July 10th, 2014

Review: Wars of the Roses: Stormbird (Wars of the Roses #1) by Conn Iggulden

Wars of the Roses: Stormbird
by Conn Iggulden

First book in Iggulden’s War of the Roses series

Gentle and pious, King Henry VI of England has the mild manner and desire for justice that ought to make him a good king. But he is born into a time of constant sparring with France. His father was the warrior Henry V who took great swathes of French land for the Crown, but instead of following in his footsteps the son negotiates a secret truce for peace. In exchange for marrying Margaret of Anjou and returning land to the French, Henry VI ends the constant fighting abroad only to stir up revolt on his own shores as his now-homeless subjects are forced to return to England after cultivating the fields of English-controlled France. As rebellion swirls amongst the peasants and rival claimants to the throne plot amongst the nobility, Henry slips into illness, plunging the kingdom into chaos and civil war.

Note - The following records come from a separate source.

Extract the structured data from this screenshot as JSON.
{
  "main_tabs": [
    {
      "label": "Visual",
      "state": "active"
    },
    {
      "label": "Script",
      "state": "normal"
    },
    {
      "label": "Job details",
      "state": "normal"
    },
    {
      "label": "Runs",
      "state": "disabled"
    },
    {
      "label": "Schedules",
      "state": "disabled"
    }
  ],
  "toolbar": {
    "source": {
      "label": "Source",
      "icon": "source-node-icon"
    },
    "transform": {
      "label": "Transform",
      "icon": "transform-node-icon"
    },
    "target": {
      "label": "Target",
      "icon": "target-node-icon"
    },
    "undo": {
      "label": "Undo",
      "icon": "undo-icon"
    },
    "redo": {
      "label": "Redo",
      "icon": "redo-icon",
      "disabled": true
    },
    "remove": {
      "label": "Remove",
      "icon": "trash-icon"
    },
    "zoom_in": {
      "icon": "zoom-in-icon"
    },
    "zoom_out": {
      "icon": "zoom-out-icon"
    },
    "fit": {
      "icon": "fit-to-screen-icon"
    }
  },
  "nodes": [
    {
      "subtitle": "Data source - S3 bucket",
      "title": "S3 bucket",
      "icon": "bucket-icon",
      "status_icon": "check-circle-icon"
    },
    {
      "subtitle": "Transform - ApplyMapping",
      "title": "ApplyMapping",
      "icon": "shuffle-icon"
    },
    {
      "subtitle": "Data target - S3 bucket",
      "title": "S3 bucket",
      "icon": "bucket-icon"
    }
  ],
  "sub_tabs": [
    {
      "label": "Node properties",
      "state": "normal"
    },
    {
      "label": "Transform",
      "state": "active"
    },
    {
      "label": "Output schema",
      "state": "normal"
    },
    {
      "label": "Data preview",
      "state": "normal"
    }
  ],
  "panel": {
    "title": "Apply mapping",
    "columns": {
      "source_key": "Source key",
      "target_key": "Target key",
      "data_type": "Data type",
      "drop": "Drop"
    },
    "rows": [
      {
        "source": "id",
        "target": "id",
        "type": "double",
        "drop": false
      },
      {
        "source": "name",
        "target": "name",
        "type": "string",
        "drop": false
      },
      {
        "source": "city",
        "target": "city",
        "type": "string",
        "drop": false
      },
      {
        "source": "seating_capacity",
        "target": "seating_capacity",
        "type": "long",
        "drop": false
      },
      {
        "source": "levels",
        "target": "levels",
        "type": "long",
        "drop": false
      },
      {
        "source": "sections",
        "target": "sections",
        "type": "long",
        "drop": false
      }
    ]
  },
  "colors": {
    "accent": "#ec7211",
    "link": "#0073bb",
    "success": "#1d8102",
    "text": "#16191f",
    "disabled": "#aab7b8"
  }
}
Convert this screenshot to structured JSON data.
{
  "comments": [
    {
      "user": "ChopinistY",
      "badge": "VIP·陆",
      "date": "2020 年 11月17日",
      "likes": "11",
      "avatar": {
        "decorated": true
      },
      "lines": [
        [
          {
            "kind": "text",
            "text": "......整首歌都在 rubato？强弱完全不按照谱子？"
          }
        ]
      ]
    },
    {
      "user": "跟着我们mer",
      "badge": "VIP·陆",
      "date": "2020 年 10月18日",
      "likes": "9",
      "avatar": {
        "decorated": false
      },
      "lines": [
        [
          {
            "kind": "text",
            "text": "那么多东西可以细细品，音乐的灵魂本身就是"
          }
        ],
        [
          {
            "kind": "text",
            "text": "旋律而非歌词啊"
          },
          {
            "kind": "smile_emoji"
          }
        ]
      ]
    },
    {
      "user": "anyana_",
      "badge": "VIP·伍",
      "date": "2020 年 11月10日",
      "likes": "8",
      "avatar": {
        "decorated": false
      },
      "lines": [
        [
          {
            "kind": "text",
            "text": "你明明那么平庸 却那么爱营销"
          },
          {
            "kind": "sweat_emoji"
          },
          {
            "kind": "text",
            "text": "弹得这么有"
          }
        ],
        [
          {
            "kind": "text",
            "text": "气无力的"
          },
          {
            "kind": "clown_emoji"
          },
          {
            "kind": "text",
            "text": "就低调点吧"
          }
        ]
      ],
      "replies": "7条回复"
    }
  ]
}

I’ve read a lot of books set during the Wars of the Roses, so I’ve got the period and its major players down pretty well. If Conn Iggulden’s series is to be your first foray into the chaos, be prepared: it’s going to be pretty darn confusing. Apparently there were only a few names to choose from, so the story is peppered with Thomases, Edwards, Richards, Williams and Henrys. I didn’t think it was too bad in this first volume, but in subsequent books many of the great families will have children and grandchildren who share these names, and it will be a challenge to keep track of them all. Luckily, there are several family trees printed at the beginning of the book to help readers sort it all out.

Iggulden’s approach to the War of the Roses is a bit different from the other books I’ve read. This is the rare book that starts at the beginning of the action with Henry VI – every other book I’ve picked up set in this period begins story after Edward IV has become a serious rival. Edward isn’t even in this book – instead, it is his father upholding the name of York and accruing power unto his family. It’s also unusual in that Margaret of Anjou is a sympathetic, likeable character. Knowing that she would later be known as the “She-Wolf of France”, most writers tend to make her ferocious and ambitious. Perhaps one day she will evolve into that role, but at least in these early years, Iggulden paints her as kind and affectionate with her unstable husband.

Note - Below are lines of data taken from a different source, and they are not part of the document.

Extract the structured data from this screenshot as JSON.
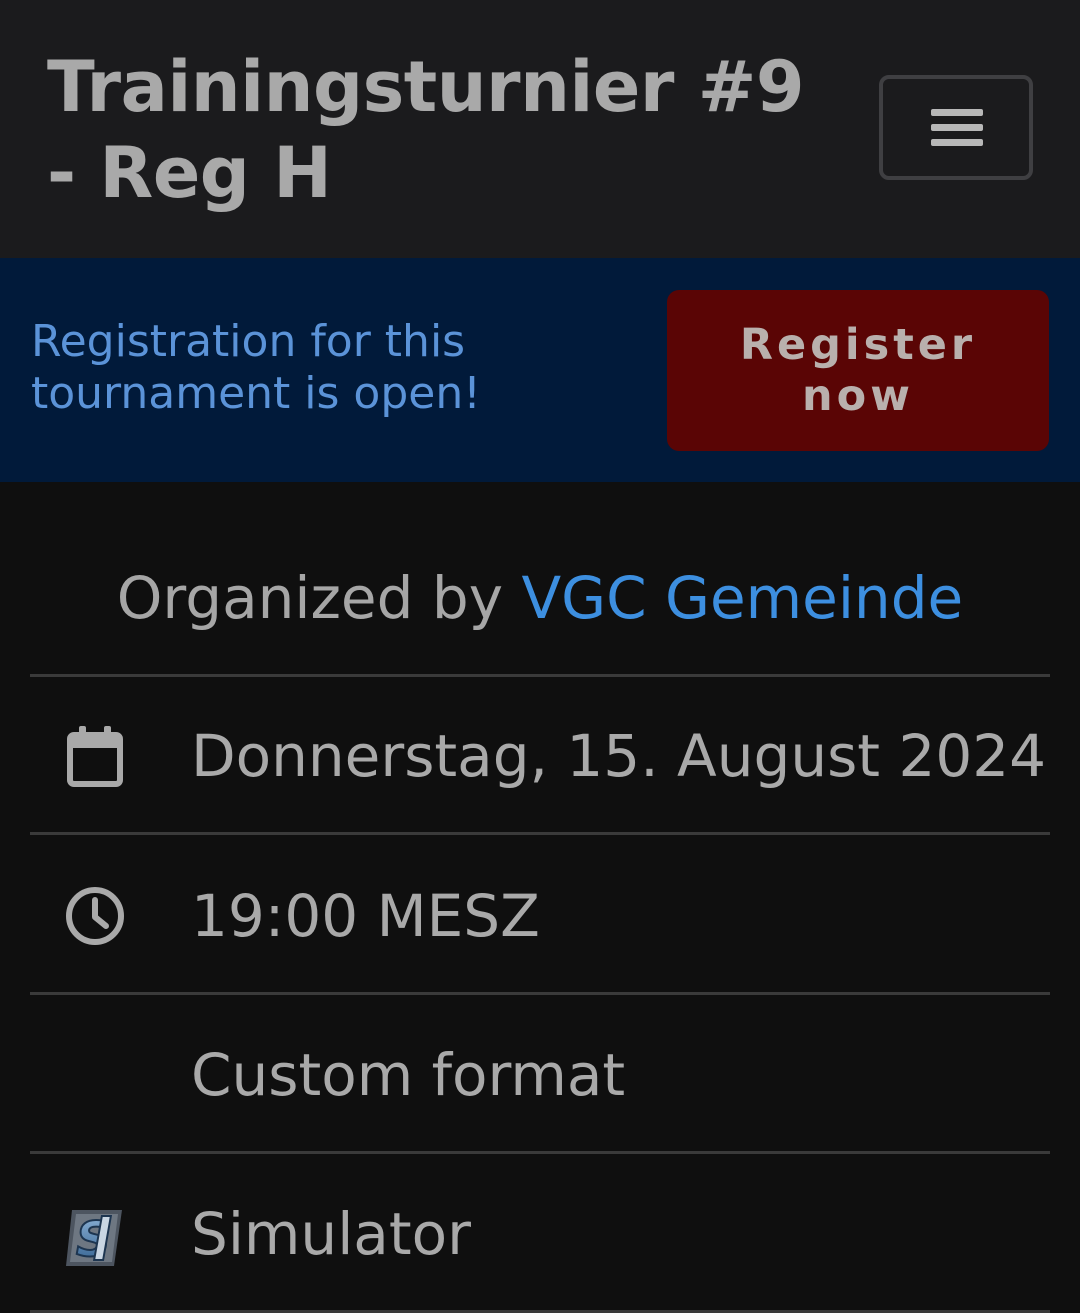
{
  "header": {
    "title": "Trainingsturnier #9 - Reg H",
    "menu_icon": "hamburger-menu-icon"
  },
  "banner": {
    "message": "Registration for this tournament is open!",
    "register_label": "Register now"
  },
  "details": {
    "organized_prefix": "Organized by ",
    "organizer": "VGC Gemeinde",
    "rows": [
      {
        "icon": "calendar-icon",
        "text": "Donnerstag, 15. August 2024"
      },
      {
        "icon": "clock-icon",
        "text": "19:00 MESZ"
      },
      {
        "icon": "",
        "text": "Custom format"
      },
      {
        "icon": "showdown-simulator-icon",
        "text": "Simulator"
      }
    ]
  },
  "colors": {
    "header_bg": "#1b1b1d",
    "banner_bg": "#011a3a",
    "banner_text": "#5b93d8",
    "register_bg": "#5a0505",
    "link": "#3d8fe0",
    "page_bg": "#0f0f0f"
  }
}
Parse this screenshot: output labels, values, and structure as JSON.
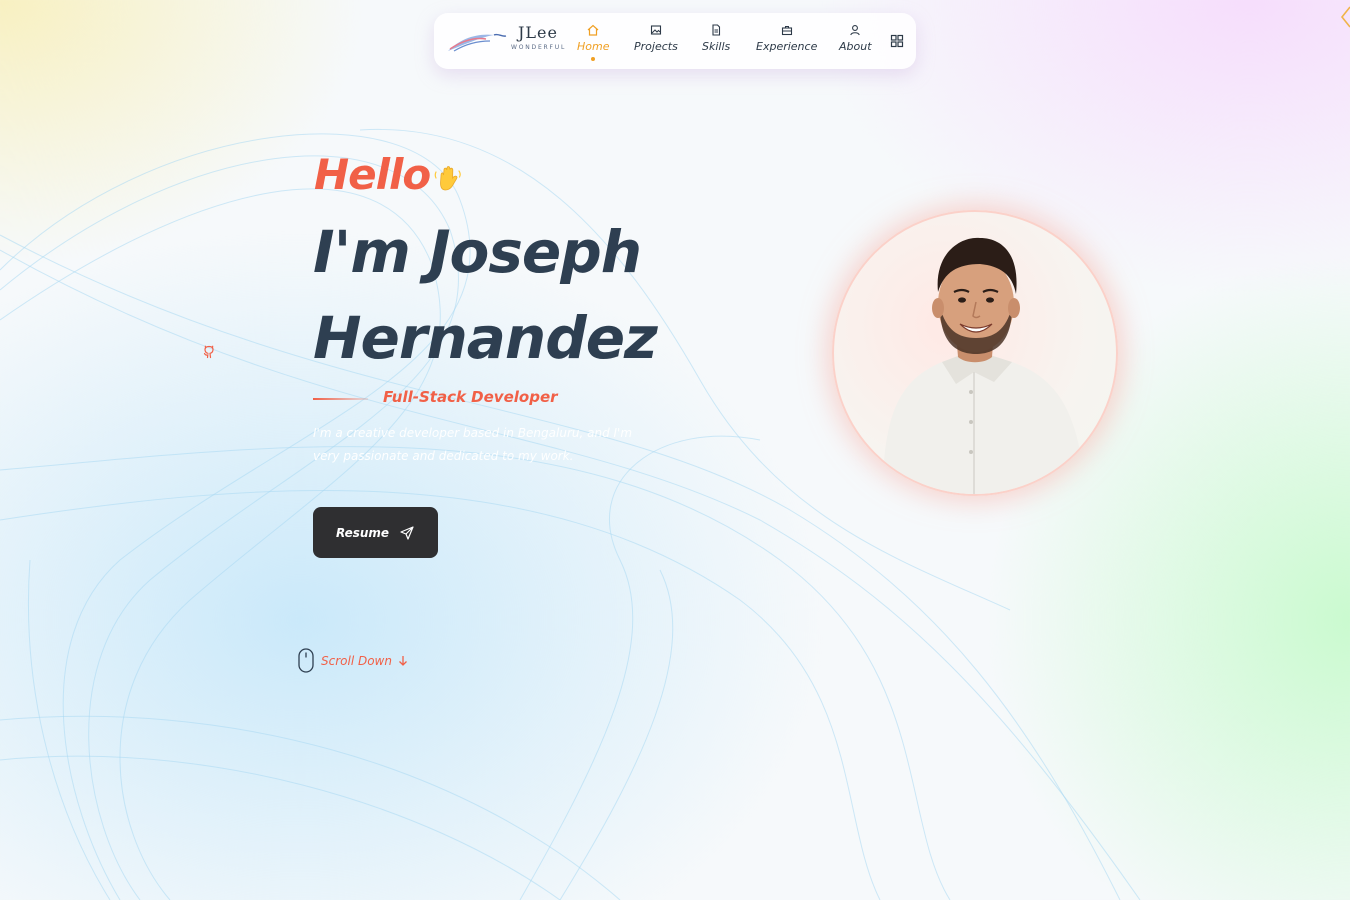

Another thing that’s really fun about this series is that it showcases peasants nearly as often as it does the royal court. Thomas Woodchurch and Jack Cade, displaced peasants who lead a rebellion, are constantly in danger from French and English soldiers. Woodchurch is engaging because his reasons for fighting are universal: to protect his family, who lost their home in France because their king bargained away the land they lived on. Cade is a loudspoken and violent drunk who leads his men by brute force. It’s almost a pity, for Cade is the real historical figure and Woodchurch the fictional one – one wishes that Cade could be as well-rounded as his companion, but perhaps Iggulden wasn’t comfortable taking license with his personality.

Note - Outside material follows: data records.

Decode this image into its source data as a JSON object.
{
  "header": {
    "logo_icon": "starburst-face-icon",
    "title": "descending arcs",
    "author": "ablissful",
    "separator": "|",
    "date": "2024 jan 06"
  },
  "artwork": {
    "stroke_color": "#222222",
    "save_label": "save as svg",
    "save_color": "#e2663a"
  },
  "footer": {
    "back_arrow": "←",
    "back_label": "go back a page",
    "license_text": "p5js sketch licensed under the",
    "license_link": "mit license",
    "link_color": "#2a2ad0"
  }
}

As is the fashion with many writers of historical fiction, Iggulden plays fast and loose with historical events, bringing dead men to life and omitting others from key scenes. In a Historical Note at the end of the book, he explains the rationale behind many of his decisions. For a reader looking for a fast-paced adventure focused on the “men’s world” of war and fighting, the choices work very well.

3.5 out of 5 stars

To read more about War of the Roses: Stormbird, buy it or add it to your wishlist click here.

Peeking into the archives...today in:
2013: Chew Vol. 1 by John Layman and Rob Guillory
2012: Sailor Moon Vol. 4 by Naoko Takeuchi
2011: Fashionista Piranha will be on hiatus for a while
2010: Discussion Question: Favorite Book of 2010 (so far!)
2009: Discussion Question: Eating and Reading
2008: The Heretic’s Daughter by Kathleen Kent